Jammin’ with Escalante

Making the most of quarantine


Alana Escalante , Adviser

I love strawberries. They are my favorite fruit. I also love jam (with biscuits, toast, etc.). You guessed it…strawberry jam is my favorite. It has always been a goal of mine to learn how to make my own. I have family and friends who do (and even Kate Middleton does and gives it to the Queen!), so I’ve always felt it is possible.

I never in a million years would have dreamed about this quarantine. While it’s remarkably uncertain and can be a bit scary, there remains for us a blessed gift that we seem to never have enough of, Time. Well, I always wanted to make my own jam, and I’m told April strawberries are the best, so I thought, Why not?

I’m sharing with you my journey to making my own jam as well as the recipe. I’m no Barefoot Contessa, but occasionally I can surprise folks in the kitchen! 😊

First, I went to my local farmer’s strawberry stand and purchased two flats of strawberries ($24). Local strawberries picked in season are a gift from heaven. There is no way to describe the incredible smell, texture, taste and color.

Then, I sanitized the glass mason jars with lids I had purchased from Safeway (I bought 2 dozen but only used 9). My dishwasher has a sanitation cycle so it was pretty simple.

Next, I rinsed off the strawberries in a large colander (they looked gorgeous!).

The next step confused me a bit. It called for crushing the fruit, but I had no idea how to do this correctly. Since I was unable with the Shelter in Place to have a friend come over and help me, I did the next best thing: I called my aunt in Ft. Worth who is a wiz at this sort of thing. She said to mash up the strawberries like you were making Strawberry Shortcake. Made sense to me. She also recommended keeping a few yummy chunks in there for extra goodness in the finished jam.

What happened next was a bit humorous. As I gleefully mashed my strawberries with whatever kitchen tools I could find, strawberry juice sprayed all over my counters, cabinets, etc. until it looked like it could be a crime scene. (Note to self: wash kitchen cabinets AFTER strawberry jam, not before).

The recipe has you placing measured cups of strawberries in a large pot (I doubled the recipe so I used 10 cups of mashed strawberries) with water. Adding to the fruit pectin (I used two packets of Sure-Jell) and bring mixture to a boil. Also adding a tablespoon of butter keeps the foam to a minimum (concurs my OTHER aunt in Ft. Worth—I have a lot of aunts!).

Then comes the sugar. Let me warn you, it’s A LOT! Diabetics be careful! Thankfully we had just stocked up for the quarantine so I had plenty of sugar on hand. Are you ready for the amount? 14 cups. I recommend getting Costco’s large C&H sugar for this. You then put the entire of amount of sugar (enough to make your dentist and doctor cry) with the fruit mixture and bring to a rolling boil once more for exactly one minute (I love the precision here).

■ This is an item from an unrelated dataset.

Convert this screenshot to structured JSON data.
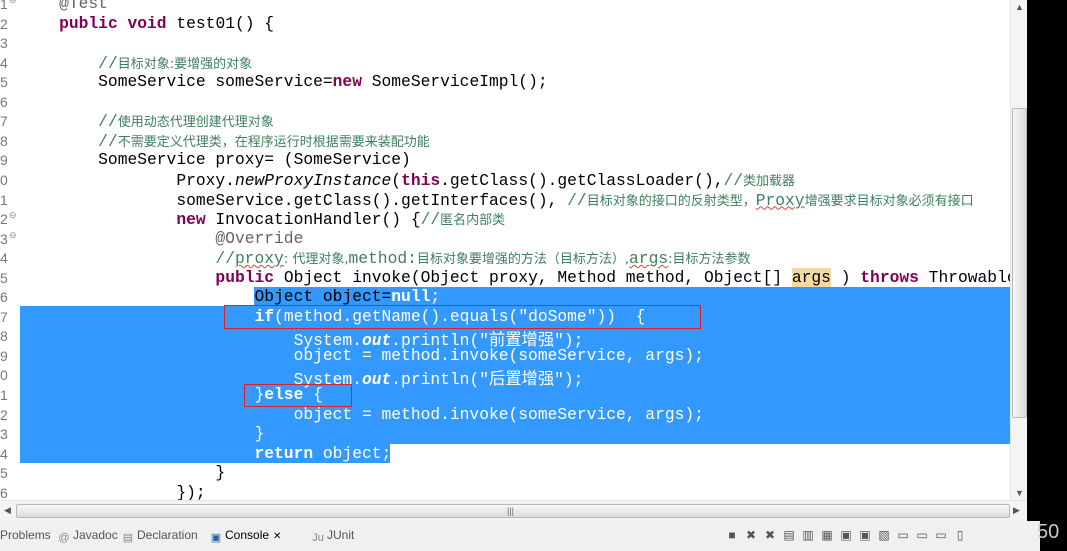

Next, remove from heat and begin ladling into your sanitized jars. Since I bought the self-sealing ones, I immediately tightened the lid and placed upside down so that the heat and gravity would secure the seal. I did this on an old towel and allowed the jars to cool completely.

Finally, I wanted that extra special touch for presentation, so I braved the crowds at Wal-Mart to search for some red gingham-checked fabric. I couldn’t decide between a large check and small one and just bought both. Once the jars were cooled, I measured out a square of fabric and tied it to the top with some nifty string (I had to use rubber bands to hold it all together).

My finished product made for some thoughtful gifts I shared with friends and family, keeping of course 6 feet of space as I placed the gifts on their porch. I encourage each of you to try a new project during this time and find a way to share your newly discovered talent with others!


Cooked Jam Directions:  https://www.myfoodandfamily.com/recipe/051957/surejell-strawberry-jam